◆ Directions ◆
From the data below, copy out every line in which the word "icon" occurs.

[Excerpts from an interface dataset]

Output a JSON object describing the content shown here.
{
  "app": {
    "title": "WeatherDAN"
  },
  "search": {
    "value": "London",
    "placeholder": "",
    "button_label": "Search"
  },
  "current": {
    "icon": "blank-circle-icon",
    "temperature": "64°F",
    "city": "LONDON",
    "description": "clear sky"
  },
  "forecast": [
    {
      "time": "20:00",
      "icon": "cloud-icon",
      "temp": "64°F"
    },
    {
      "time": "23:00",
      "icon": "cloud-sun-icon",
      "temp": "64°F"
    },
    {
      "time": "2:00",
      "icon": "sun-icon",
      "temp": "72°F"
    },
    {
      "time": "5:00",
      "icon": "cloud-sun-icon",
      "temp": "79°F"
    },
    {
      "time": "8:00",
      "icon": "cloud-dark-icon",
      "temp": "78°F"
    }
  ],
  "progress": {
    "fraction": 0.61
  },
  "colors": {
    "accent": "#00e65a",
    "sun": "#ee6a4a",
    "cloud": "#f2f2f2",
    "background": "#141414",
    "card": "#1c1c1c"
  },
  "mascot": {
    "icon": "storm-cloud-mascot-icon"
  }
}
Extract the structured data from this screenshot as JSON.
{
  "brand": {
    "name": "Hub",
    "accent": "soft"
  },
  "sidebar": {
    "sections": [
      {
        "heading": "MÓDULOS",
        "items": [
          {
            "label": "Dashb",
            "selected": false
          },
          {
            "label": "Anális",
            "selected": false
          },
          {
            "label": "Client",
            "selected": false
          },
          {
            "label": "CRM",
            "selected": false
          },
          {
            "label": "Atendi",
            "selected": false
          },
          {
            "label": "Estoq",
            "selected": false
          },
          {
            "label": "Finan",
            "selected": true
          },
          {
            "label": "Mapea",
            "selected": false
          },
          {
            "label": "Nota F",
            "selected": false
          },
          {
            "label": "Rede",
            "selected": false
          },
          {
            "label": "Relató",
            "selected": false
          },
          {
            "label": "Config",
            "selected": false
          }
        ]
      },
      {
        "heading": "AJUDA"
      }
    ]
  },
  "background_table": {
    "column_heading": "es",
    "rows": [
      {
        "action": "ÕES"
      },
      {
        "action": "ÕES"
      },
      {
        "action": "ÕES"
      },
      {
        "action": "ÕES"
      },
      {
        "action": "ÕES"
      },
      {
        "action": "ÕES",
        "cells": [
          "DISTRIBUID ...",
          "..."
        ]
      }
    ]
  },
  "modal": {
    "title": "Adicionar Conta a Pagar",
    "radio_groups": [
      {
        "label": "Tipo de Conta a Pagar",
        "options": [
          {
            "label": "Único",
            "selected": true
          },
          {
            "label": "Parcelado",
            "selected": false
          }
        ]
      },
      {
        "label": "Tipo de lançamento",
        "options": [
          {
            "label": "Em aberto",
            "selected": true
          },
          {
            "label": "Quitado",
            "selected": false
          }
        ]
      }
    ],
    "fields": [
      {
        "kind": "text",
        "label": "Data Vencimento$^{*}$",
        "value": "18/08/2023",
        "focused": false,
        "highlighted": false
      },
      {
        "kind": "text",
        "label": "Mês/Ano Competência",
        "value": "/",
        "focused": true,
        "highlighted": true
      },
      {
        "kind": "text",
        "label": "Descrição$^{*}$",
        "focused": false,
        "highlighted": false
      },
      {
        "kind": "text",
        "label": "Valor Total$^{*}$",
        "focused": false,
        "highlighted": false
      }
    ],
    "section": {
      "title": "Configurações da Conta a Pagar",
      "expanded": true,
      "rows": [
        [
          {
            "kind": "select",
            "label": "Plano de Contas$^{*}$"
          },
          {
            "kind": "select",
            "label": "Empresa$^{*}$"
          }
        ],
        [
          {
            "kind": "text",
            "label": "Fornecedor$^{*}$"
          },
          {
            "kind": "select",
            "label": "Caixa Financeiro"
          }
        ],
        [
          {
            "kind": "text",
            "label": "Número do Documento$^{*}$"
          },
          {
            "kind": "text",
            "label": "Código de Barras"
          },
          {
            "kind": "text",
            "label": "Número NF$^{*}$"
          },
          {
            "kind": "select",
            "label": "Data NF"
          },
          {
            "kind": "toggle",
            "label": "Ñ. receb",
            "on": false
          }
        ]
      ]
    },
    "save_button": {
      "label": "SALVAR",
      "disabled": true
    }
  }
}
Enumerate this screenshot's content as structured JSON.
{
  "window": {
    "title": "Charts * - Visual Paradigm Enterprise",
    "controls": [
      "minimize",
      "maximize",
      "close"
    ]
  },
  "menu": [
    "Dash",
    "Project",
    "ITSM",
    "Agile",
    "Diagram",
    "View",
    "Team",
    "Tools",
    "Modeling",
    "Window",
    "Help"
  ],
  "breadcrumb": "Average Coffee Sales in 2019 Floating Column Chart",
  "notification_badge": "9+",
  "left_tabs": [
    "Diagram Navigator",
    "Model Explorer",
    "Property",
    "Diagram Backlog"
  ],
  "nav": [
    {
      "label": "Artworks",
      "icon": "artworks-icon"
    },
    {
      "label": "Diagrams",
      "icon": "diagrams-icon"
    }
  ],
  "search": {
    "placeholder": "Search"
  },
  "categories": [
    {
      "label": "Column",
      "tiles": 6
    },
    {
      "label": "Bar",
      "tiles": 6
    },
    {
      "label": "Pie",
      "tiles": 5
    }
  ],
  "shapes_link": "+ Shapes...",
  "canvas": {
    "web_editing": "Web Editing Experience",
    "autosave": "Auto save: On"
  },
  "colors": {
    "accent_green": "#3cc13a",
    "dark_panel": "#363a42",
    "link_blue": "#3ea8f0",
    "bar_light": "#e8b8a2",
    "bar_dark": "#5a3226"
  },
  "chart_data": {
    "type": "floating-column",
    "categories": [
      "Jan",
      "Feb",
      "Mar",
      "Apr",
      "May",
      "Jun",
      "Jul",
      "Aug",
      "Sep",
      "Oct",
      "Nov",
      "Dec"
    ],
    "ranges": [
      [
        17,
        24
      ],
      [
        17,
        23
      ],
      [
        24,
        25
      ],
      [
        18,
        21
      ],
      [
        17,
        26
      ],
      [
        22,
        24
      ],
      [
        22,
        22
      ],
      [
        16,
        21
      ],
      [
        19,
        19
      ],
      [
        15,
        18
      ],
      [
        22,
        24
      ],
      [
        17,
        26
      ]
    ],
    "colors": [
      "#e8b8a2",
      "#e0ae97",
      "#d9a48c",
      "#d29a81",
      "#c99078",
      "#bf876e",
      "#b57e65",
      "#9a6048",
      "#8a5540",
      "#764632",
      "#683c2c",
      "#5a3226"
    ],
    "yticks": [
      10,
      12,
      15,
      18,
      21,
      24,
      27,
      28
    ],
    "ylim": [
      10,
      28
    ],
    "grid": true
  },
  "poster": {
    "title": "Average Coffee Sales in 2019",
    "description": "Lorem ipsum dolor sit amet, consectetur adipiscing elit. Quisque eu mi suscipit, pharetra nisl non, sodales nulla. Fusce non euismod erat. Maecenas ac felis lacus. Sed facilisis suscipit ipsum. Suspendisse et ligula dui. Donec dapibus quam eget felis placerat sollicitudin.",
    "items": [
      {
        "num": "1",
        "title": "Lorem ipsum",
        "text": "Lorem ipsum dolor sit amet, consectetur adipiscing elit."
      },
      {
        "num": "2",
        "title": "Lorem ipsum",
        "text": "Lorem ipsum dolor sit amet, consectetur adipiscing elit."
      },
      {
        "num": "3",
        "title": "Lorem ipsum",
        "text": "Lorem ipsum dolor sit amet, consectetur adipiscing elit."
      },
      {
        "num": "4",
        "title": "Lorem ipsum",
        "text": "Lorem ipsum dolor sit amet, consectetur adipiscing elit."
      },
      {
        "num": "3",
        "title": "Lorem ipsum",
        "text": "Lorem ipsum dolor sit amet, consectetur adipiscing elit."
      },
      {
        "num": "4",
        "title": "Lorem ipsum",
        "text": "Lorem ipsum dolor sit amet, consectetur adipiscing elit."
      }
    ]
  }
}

◆ Your response ◆
    "icon": "blank-circle-icon",
      "icon": "cloud-icon",
      "icon": "cloud-sun-icon",
      "icon": "sun-icon",
      "icon": "cloud-sun-icon",
      "icon": "cloud-dark-icon",
    "icon": "storm-cloud-mascot-icon"
      "icon": "artworks-icon"
      "icon": "diagrams-icon"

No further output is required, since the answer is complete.